As I lay in bed, I plan and plot for the next day. What I would eat, what I would avoid. How many pounds would miraculously melt away?
Rice cakes. Those crunchy glued cardboard rounds.
Yogurt and wheat germ.
A cracker or two and a handful of raisins. A tablespoon of tuna. A palm-sized piece of chicken (the palm of a small child).
I lay my head down and smile. “I will do this; I will do this,” I chant as I drift off to sleep.
Dreams of monster cakes filled with decadent creams. Éclairs, with skinny little legs are chasing me down. I trip over a cupcake and fall face down in the river. I swallow mouthfuls of creamy fudge as my middle expands.
I try to get up but the gooey chocolate sucks me in deeper.
All too soon, I awake to the buzz of the alarm.
With a gnawing emptiness inside, I greet the day. I shower. I dress. I venture off to work with my little lunch bag I had packed last night.
I reach in and grab a rice cake.
The flat, lifeless taste leaves me wanting.
I plop myself down at my desk and immediately I am struck by the sweet aroma of donuts. I wave “no” as my colleague offers me the scrumptious sprinkled delight.
“Don’t tempt me,” I exclaim, “I am on a diet.”
A saddened hush comes over the office. My belly breaks the silence with a long, low growl.
A speck of tuna – barely three mouthfuls.
The salty crunch of a celery stick, and another rice cake. I toss a few raisins in my mouth for desert and head back to work.

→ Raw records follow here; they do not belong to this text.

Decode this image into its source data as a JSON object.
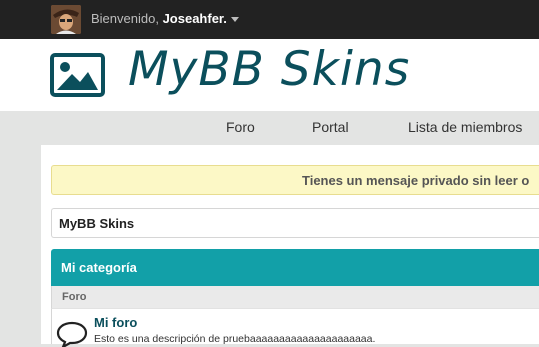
{
  "topbar": {
    "welcome_prefix": "Bienvenido, ",
    "username": "Joseahfer."
  },
  "header": {
    "logo_icon": "image-icon",
    "logo_text": "MyBB Skins"
  },
  "nav": {
    "items": [
      {
        "label": "Foro"
      },
      {
        "label": "Portal"
      },
      {
        "label": "Lista de miembros"
      }
    ]
  },
  "notice": {
    "text": "Tienes un mensaje privado sin leer o"
  },
  "breadcrumb": {
    "label": "MyBB Skins"
  },
  "category": {
    "title": "Mi categoría",
    "column_header": "Foro",
    "forums": [
      {
        "name": "Mi foro",
        "description": "Esto es una descripción de pruebaaaaaaaaaaaaaaaaaaaaa.",
        "icon": "speech-bubble-icon"
      }
    ]
  },
  "colors": {
    "topbar": "#222222",
    "brand": "#0b4f5c",
    "category_header": "#12a0a8",
    "notice_bg": "#fcf8c6"
  }
}
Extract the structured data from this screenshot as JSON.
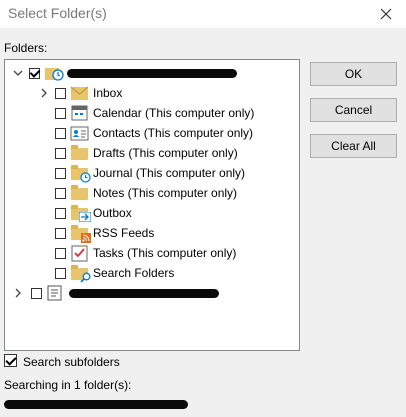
{
  "window": {
    "title": "Select Folder(s)"
  },
  "labels": {
    "folders": "Folders:",
    "search_subfolders": "Search subfolders",
    "searching_in": "Searching in 1 folder(s):"
  },
  "buttons": {
    "ok": "OK",
    "cancel": "Cancel",
    "clear_all": "Clear All"
  },
  "tree": {
    "items": [
      {
        "label": "Inbox"
      },
      {
        "label": "Calendar (This computer only)"
      },
      {
        "label": "Contacts (This computer only)"
      },
      {
        "label": "Drafts (This computer only)"
      },
      {
        "label": "Journal (This computer only)"
      },
      {
        "label": "Notes (This computer only)"
      },
      {
        "label": "Outbox"
      },
      {
        "label": "RSS Feeds"
      },
      {
        "label": "Tasks (This computer only)"
      },
      {
        "label": "Search Folders"
      }
    ]
  },
  "colors": {
    "folder": "#e8c46a",
    "accent": "#0078d7",
    "rss": "#e06b1b"
  }
}
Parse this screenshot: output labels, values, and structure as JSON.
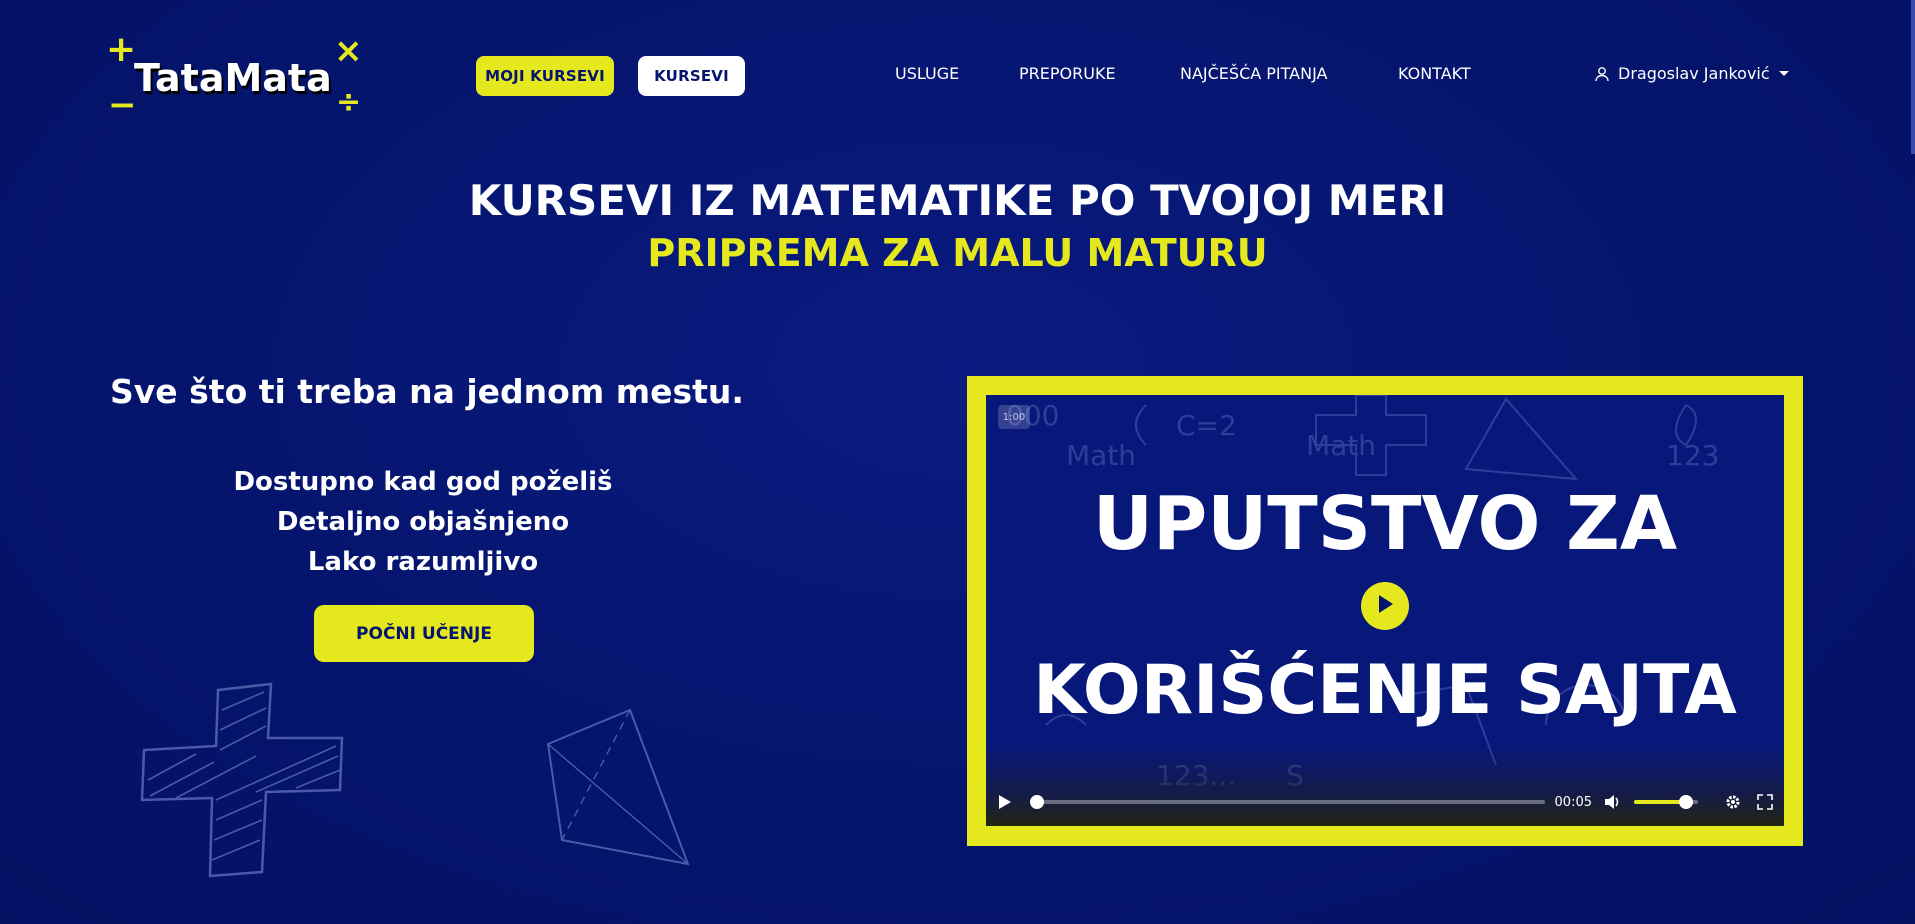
{
  "header": {
    "logo_text": "TataMata",
    "logo_symbols": {
      "plus": "+",
      "minus": "−",
      "times": "×",
      "divide": "÷"
    },
    "buttons": {
      "moji_kursevi": "MOJI KURSEVI",
      "kursevi": "KURSEVI"
    },
    "nav": [
      "USLUGE",
      "PREPORUKE",
      "NAJČEŠĆA PITANJA",
      "KONTAKT"
    ],
    "user_name": "Dragoslav Janković"
  },
  "hero": {
    "title": "KURSEVI IZ MATEMATIKE PO TVOJOJ MERI",
    "subtitle": "PRIPREMA ZA MALU MATURU"
  },
  "left": {
    "tagline": "Sve što ti treba na jednom mestu.",
    "features": [
      "Dostupno kad god poželiš",
      "Detaljno objašnjeno",
      "Lako razumljivo"
    ],
    "cta": "POČNI UČENJE"
  },
  "video": {
    "title_line1": "UPUTSTVO ZA",
    "title_line2": "KORIŠĆENJE SAJTA",
    "badge": "1:00",
    "time": "00:05",
    "progress": 0.01,
    "volume": 0.82
  },
  "colors": {
    "background": "#05156e",
    "accent": "#e4e81c",
    "text": "#ffffff"
  }
}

I feel the pity of my co-workers as they try to shield me from their fat-laden lunches. As the clock strikes 5, I decide to join my peers at happy hour.
One white wine spritzer won’t hurt, I convince myself. I am only going for the camaraderie. Really!
As I park my car, I glance in the rear view window. I promise myself again, “Only one and then home.” I join my crew and with a smile order my spritzer.
Oh, what luck! It is two-fer Tuesday!
As the bartender hands me both glasses, I try to convince myself they are small glasses. I sit back and take a sip. Ummm. A calming effect takes over me.
Out of the corner of my eye, I watch the waiters bring out the happy hour delights. Myself and I talked me into walking over to the massive spread “just to see” what was on the menu.
I took a deep breath.
When I came to, I was licking sauce off my fingers.
I glanced down to see a small mountain of empty clam shells, a pile of chicken wing bones and remnants of meatballs.
All amidst an array of sauces.
My mind cried out, “What have I done?”
The smell of real food had sent me into a blackout where I devoured platefuls of food. Delicious, delectable and devilishly fatty foods.
Like a piranha, I had whittled it all down to the bones and shells. I had oinked through it all.
I caught my image in the mirror and quickly turned away in shame. I was part of a feeding frenzy, not unlike a pack of wild dogs.
In anguish, I quickly finished what looked like my fourth spritzer. I sheepishly bid farewell to my comrades.
Unaware of my blackout binge, the sent me off with smiles. Bloated and remorseful, I made it home. I changed and brushed my teeth. I got in bed early.
As I lay in bed, I plotted and planned. What foods I would eat and what I would avoid. The vicious cycle continues.
Barbara Denny lives in Clover.